## ACTION ITEM:
Print the records exactly and in full, please; the pictures stay out.

--- PROVIDED ENTRIES Enclosed Below ---

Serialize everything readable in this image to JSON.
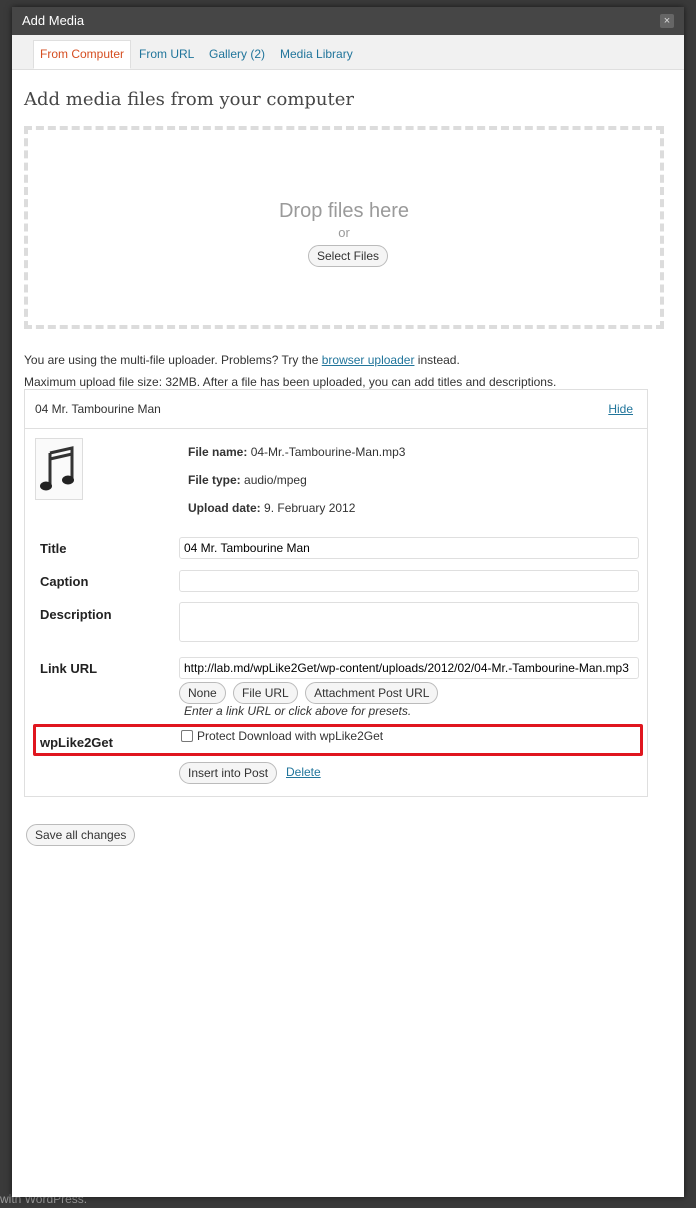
{
  "background": {
    "footer_fragment": "with WordPress."
  },
  "dialog": {
    "title": "Add Media",
    "close_symbol": "×"
  },
  "tabs": [
    {
      "label": "From Computer",
      "active": true
    },
    {
      "label": "From URL",
      "active": false
    },
    {
      "label": "Gallery (2)",
      "active": false
    },
    {
      "label": "Media Library",
      "active": false
    }
  ],
  "upload": {
    "heading": "Add media files from your computer",
    "drop_title": "Drop files here",
    "drop_or": "or",
    "select_files": "Select Files",
    "multi_prefix": "You are using the multi-file uploader. Problems? Try the ",
    "browser_uploader_link": "browser uploader",
    "multi_suffix": " instead.",
    "max_size_text": "Maximum upload file size: 32MB. After a file has been uploaded, you can add titles and descriptions."
  },
  "item": {
    "title": "04 Mr. Tambourine Man",
    "hide": "Hide",
    "thumb_icon": "music-note-icon",
    "file_name_label": "File name:",
    "file_name": "04-Mr.-Tambourine-Man.mp3",
    "file_type_label": "File type:",
    "file_type": "audio/mpeg",
    "upload_date_label": "Upload date:",
    "upload_date": "9. February 2012",
    "fields": {
      "title_label": "Title",
      "title_value": "04 Mr. Tambourine Man",
      "caption_label": "Caption",
      "caption_value": "",
      "description_label": "Description",
      "description_value": "",
      "link_label": "Link URL",
      "link_value": "http://lab.md/wpLike2Get/wp-content/uploads/2012/02/04-Mr.-Tambourine-Man.mp3"
    },
    "presets": {
      "none": "None",
      "file_url": "File URL",
      "attachment_post_url": "Attachment Post URL",
      "hint": "Enter a link URL or click above for presets."
    },
    "plugin": {
      "label": "wpLike2Get",
      "checkbox_label": "Protect Download with wpLike2Get",
      "checked": false,
      "highlight_color": "#e0161f"
    },
    "insert_into_post": "Insert into Post",
    "delete": "Delete"
  },
  "save_all": "Save all changes",
  "colors": {
    "link": "#21759b",
    "active_tab": "#d54e21",
    "titlebar": "#464646"
  }
}
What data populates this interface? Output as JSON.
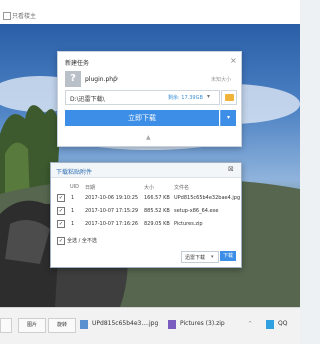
{
  "page": {
    "title": "只看楼主"
  },
  "new_task": {
    "title": "新建任务",
    "file_name": "plugin.php",
    "file_size": "未知大小",
    "path": "D:\\迅雷下载\\",
    "free_space": "剩余: 17.39GB",
    "download_label": "立即下载"
  },
  "clipboard": {
    "title": "下载粘贴附件",
    "columns": [
      "UID",
      "日期",
      "大小",
      "文件名"
    ],
    "rows": [
      {
        "checked": "✓",
        "uid": "1",
        "date": "2017-10-06 19:10:25",
        "size": "166.57 KB",
        "name": "UPd815c65b4e32bae4.jpg"
      },
      {
        "checked": "✓",
        "uid": "1",
        "date": "2017-10-07 17:15:29",
        "size": "885.52 KB",
        "name": "setup-x86_64.exe"
      },
      {
        "checked": "✓",
        "uid": "1",
        "date": "2017-10-07 17:16:26",
        "size": "829.05 KB",
        "name": "Pictures.zip"
      }
    ],
    "select_all": "全选 / 全不选",
    "select_all_checked": "✓",
    "downloader": "迅雷下载",
    "download_button": "下载"
  },
  "taskbar": {
    "btn1": "图片",
    "btn2": "旋转",
    "item1": "UPd815c65b4e3....jpg",
    "item2": "Pictures (3).zip",
    "item3": "QQ"
  }
}
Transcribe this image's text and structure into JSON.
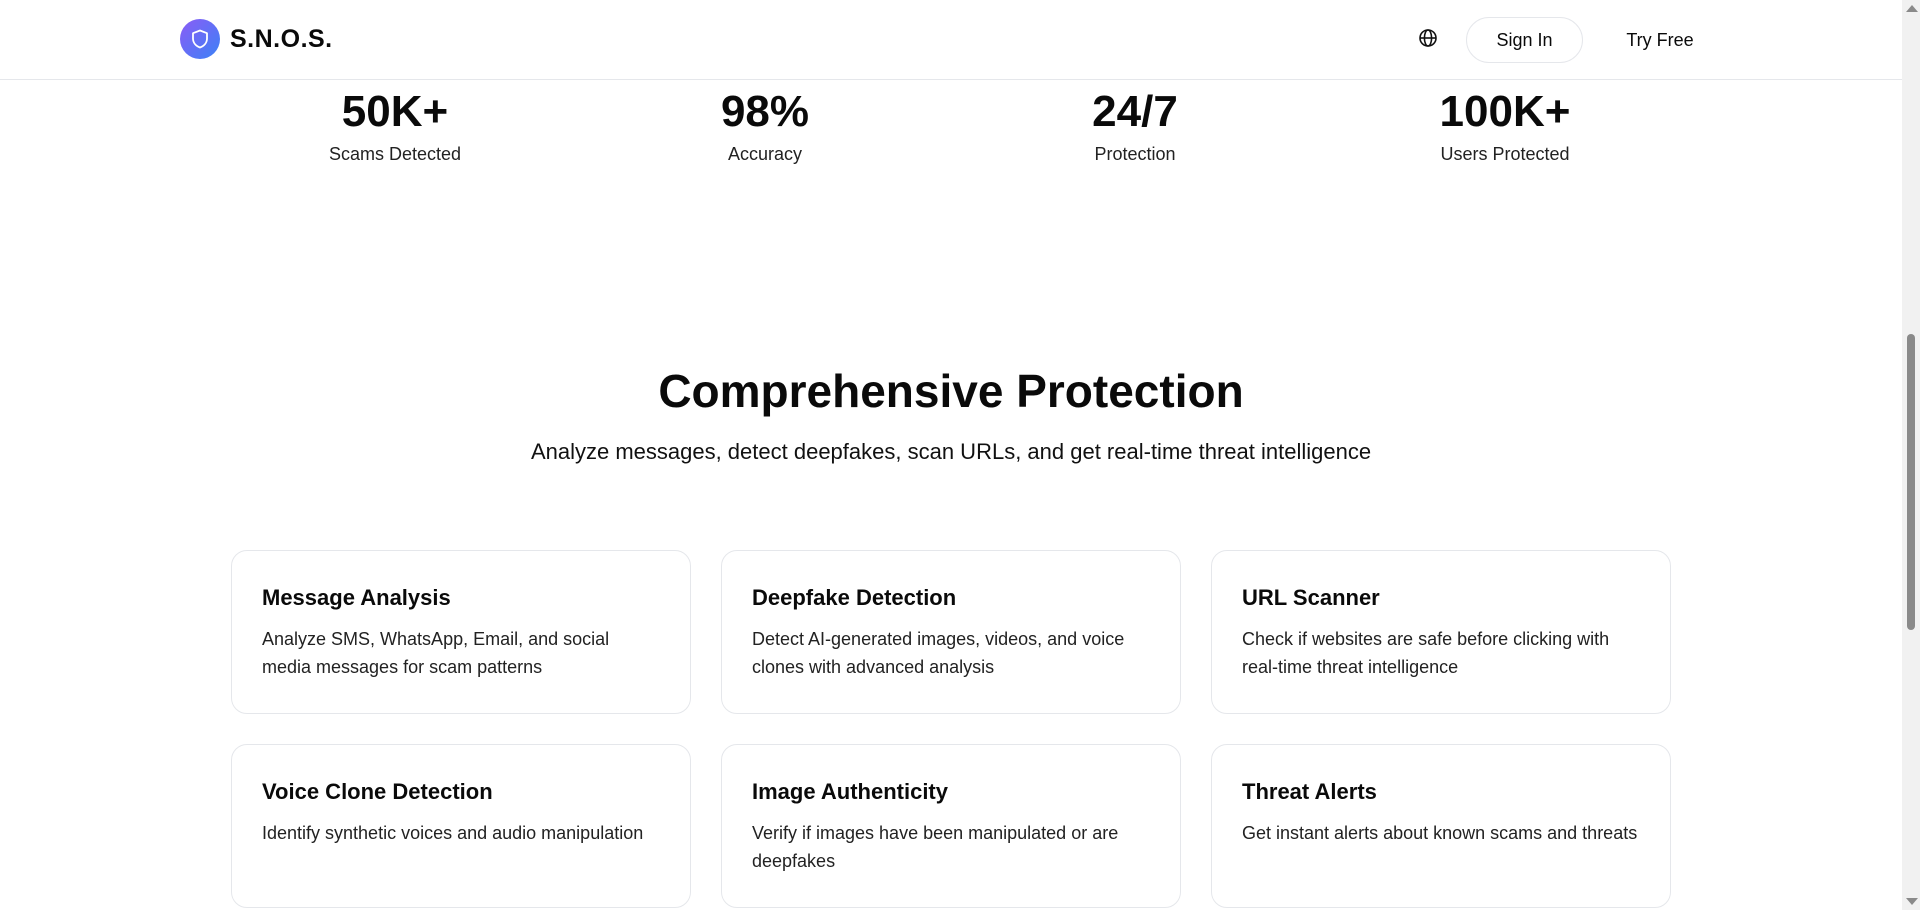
{
  "header": {
    "brand": "S.N.O.S.",
    "signin_label": "Sign In",
    "tryfree_label": "Try Free"
  },
  "stats": [
    {
      "value": "50K+",
      "label": "Scams Detected"
    },
    {
      "value": "98%",
      "label": "Accuracy"
    },
    {
      "value": "24/7",
      "label": "Protection"
    },
    {
      "value": "100K+",
      "label": "Users Protected"
    }
  ],
  "section": {
    "title": "Comprehensive Protection",
    "subtitle": "Analyze messages, detect deepfakes, scan URLs, and get real-time threat intelligence"
  },
  "features": [
    {
      "title": "Message Analysis",
      "description": "Analyze SMS, WhatsApp, Email, and social media messages for scam patterns"
    },
    {
      "title": "Deepfake Detection",
      "description": "Detect AI-generated images, videos, and voice clones with advanced analysis"
    },
    {
      "title": "URL Scanner",
      "description": "Check if websites are safe before clicking with real-time threat intelligence"
    },
    {
      "title": "Voice Clone Detection",
      "description": "Identify synthetic voices and audio manipulation"
    },
    {
      "title": "Image Authenticity",
      "description": "Verify if images have been manipulated or are deepfakes"
    },
    {
      "title": "Threat Alerts",
      "description": "Get instant alerts about known scams and threats"
    }
  ],
  "icons": {
    "logo": "shield-icon",
    "language": "globe-icon"
  },
  "colors": {
    "logo_gradient_start": "#8b5cf6",
    "logo_gradient_end": "#3b82f6",
    "border": "#e5e7eb"
  }
}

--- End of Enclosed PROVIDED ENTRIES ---

## SOLVED PROBLEM:
Serialize everything readable in this image to JSON.
{
  "background": {
    "footer_fragment": "with WordPress."
  },
  "dialog": {
    "title": "Add Media",
    "close_symbol": "×"
  },
  "tabs": [
    {
      "label": "From Computer",
      "active": true
    },
    {
      "label": "From URL",
      "active": false
    },
    {
      "label": "Gallery (2)",
      "active": false
    },
    {
      "label": "Media Library",
      "active": false
    }
  ],
  "upload": {
    "heading": "Add media files from your computer",
    "drop_title": "Drop files here",
    "drop_or": "or",
    "select_files": "Select Files",
    "multi_prefix": "You are using the multi-file uploader. Problems? Try the ",
    "browser_uploader_link": "browser uploader",
    "multi_suffix": " instead.",
    "max_size_text": "Maximum upload file size: 32MB. After a file has been uploaded, you can add titles and descriptions."
  },
  "item": {
    "title": "04 Mr. Tambourine Man",
    "hide": "Hide",
    "thumb_icon": "music-note-icon",
    "file_name_label": "File name:",
    "file_name": "04-Mr.-Tambourine-Man.mp3",
    "file_type_label": "File type:",
    "file_type": "audio/mpeg",
    "upload_date_label": "Upload date:",
    "upload_date": "9. February 2012",
    "fields": {
      "title_label": "Title",
      "title_value": "04 Mr. Tambourine Man",
      "caption_label": "Caption",
      "caption_value": "",
      "description_label": "Description",
      "description_value": "",
      "link_label": "Link URL",
      "link_value": "http://lab.md/wpLike2Get/wp-content/uploads/2012/02/04-Mr.-Tambourine-Man.mp3"
    },
    "presets": {
      "none": "None",
      "file_url": "File URL",
      "attachment_post_url": "Attachment Post URL",
      "hint": "Enter a link URL or click above for presets."
    },
    "plugin": {
      "label": "wpLike2Get",
      "checkbox_label": "Protect Download with wpLike2Get",
      "checked": false,
      "highlight_color": "#e0161f"
    },
    "insert_into_post": "Insert into Post",
    "delete": "Delete"
  },
  "save_all": "Save all changes",
  "colors": {
    "link": "#21759b",
    "active_tab": "#d54e21",
    "titlebar": "#464646"
  }
}
What data populates this interface? Output as JSON.
{
  "page": {
    "title": "只看楼主"
  },
  "new_task": {
    "title": "新建任务",
    "file_name": "plugin.php",
    "file_size": "未知大小",
    "path": "D:\\迅雷下载\\",
    "free_space": "剩余: 17.39GB",
    "download_label": "立即下载"
  },
  "clipboard": {
    "title": "下载粘贴附件",
    "columns": [
      "UID",
      "日期",
      "大小",
      "文件名"
    ],
    "rows": [
      {
        "checked": "✓",
        "uid": "1",
        "date": "2017-10-06 19:10:25",
        "size": "166.57 KB",
        "name": "UPd815c65b4e32bae4.jpg"
      },
      {
        "checked": "✓",
        "uid": "1",
        "date": "2017-10-07 17:15:29",
        "size": "885.52 KB",
        "name": "setup-x86_64.exe"
      },
      {
        "checked": "✓",
        "uid": "1",
        "date": "2017-10-07 17:16:26",
        "size": "829.05 KB",
        "name": "Pictures.zip"
      }
    ],
    "select_all": "全选 / 全不选",
    "select_all_checked": "✓",
    "downloader": "迅雷下载",
    "download_button": "下载"
  },
  "taskbar": {
    "btn1": "图片",
    "btn2": "旋转",
    "item1": "UPd815c65b4e3....jpg",
    "item2": "Pictures (3).zip",
    "item3": "QQ"
  }
}
Transcribe this image's text and structure into JSON.
{
  "header": {
    "brand": "S.N.O.S.",
    "signin_label": "Sign In",
    "tryfree_label": "Try Free"
  },
  "stats": [
    {
      "value": "50K+",
      "label": "Scams Detected"
    },
    {
      "value": "98%",
      "label": "Accuracy"
    },
    {
      "value": "24/7",
      "label": "Protection"
    },
    {
      "value": "100K+",
      "label": "Users Protected"
    }
  ],
  "section": {
    "title": "Comprehensive Protection",
    "subtitle": "Analyze messages, detect deepfakes, scan URLs, and get real-time threat intelligence"
  },
  "features": [
    {
      "title": "Message Analysis",
      "description": "Analyze SMS, WhatsApp, Email, and social media messages for scam patterns"
    },
    {
      "title": "Deepfake Detection",
      "description": "Detect AI-generated images, videos, and voice clones with advanced analysis"
    },
    {
      "title": "URL Scanner",
      "description": "Check if websites are safe before clicking with real-time threat intelligence"
    },
    {
      "title": "Voice Clone Detection",
      "description": "Identify synthetic voices and audio manipulation"
    },
    {
      "title": "Image Authenticity",
      "description": "Verify if images have been manipulated or are deepfakes"
    },
    {
      "title": "Threat Alerts",
      "description": "Get instant alerts about known scams and threats"
    }
  ],
  "icons": {
    "logo": "shield-icon",
    "language": "globe-icon"
  },
  "colors": {
    "logo_gradient_start": "#8b5cf6",
    "logo_gradient_end": "#3b82f6",
    "border": "#e5e7eb"
  }
}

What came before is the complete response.